Web page and app entries:
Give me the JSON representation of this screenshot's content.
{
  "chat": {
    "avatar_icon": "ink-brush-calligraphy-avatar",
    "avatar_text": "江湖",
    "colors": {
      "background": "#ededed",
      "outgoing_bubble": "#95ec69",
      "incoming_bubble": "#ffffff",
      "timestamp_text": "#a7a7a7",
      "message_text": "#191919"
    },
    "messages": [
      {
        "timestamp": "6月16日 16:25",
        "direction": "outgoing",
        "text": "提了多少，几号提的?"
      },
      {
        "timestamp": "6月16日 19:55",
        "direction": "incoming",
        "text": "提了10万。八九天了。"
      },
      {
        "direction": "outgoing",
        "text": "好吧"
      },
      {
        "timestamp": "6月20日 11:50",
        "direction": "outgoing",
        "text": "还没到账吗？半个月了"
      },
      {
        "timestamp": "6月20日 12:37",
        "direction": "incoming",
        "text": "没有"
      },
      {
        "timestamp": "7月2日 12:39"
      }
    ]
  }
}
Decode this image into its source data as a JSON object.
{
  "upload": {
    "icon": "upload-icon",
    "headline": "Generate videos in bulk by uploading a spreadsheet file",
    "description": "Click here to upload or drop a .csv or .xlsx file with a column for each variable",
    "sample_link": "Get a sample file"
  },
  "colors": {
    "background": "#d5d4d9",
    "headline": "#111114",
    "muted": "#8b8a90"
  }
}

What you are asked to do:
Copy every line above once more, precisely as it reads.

Your solution:
Give me the JSON representation of this screenshot's content.
{
  "chat": {
    "avatar_icon": "ink-brush-calligraphy-avatar",
    "avatar_text": "江湖",
    "colors": {
      "background": "#ededed",
      "outgoing_bubble": "#95ec69",
      "incoming_bubble": "#ffffff",
      "timestamp_text": "#a7a7a7",
      "message_text": "#191919"
    },
    "messages": [
      {
        "timestamp": "6月16日 16:25",
        "direction": "outgoing",
        "text": "提了多少，几号提的?"
      },
      {
        "timestamp": "6月16日 19:55",
        "direction": "incoming",
        "text": "提了10万。八九天了。"
      },
      {
        "direction": "outgoing",
        "text": "好吧"
      },
      {
        "timestamp": "6月20日 11:50",
        "direction": "outgoing",
        "text": "还没到账吗？半个月了"
      },
      {
        "timestamp": "6月20日 12:37",
        "direction": "incoming",
        "text": "没有"
      },
      {
        "timestamp": "7月2日 12:39"
      }
    ]
  }
}
Decode this image into its source data as a JSON object.
{
  "upload": {
    "icon": "upload-icon",
    "headline": "Generate videos in bulk by uploading a spreadsheet file",
    "description": "Click here to upload or drop a .csv or .xlsx file with a column for each variable",
    "sample_link": "Get a sample file"
  },
  "colors": {
    "background": "#d5d4d9",
    "headline": "#111114",
    "muted": "#8b8a90"
  }
}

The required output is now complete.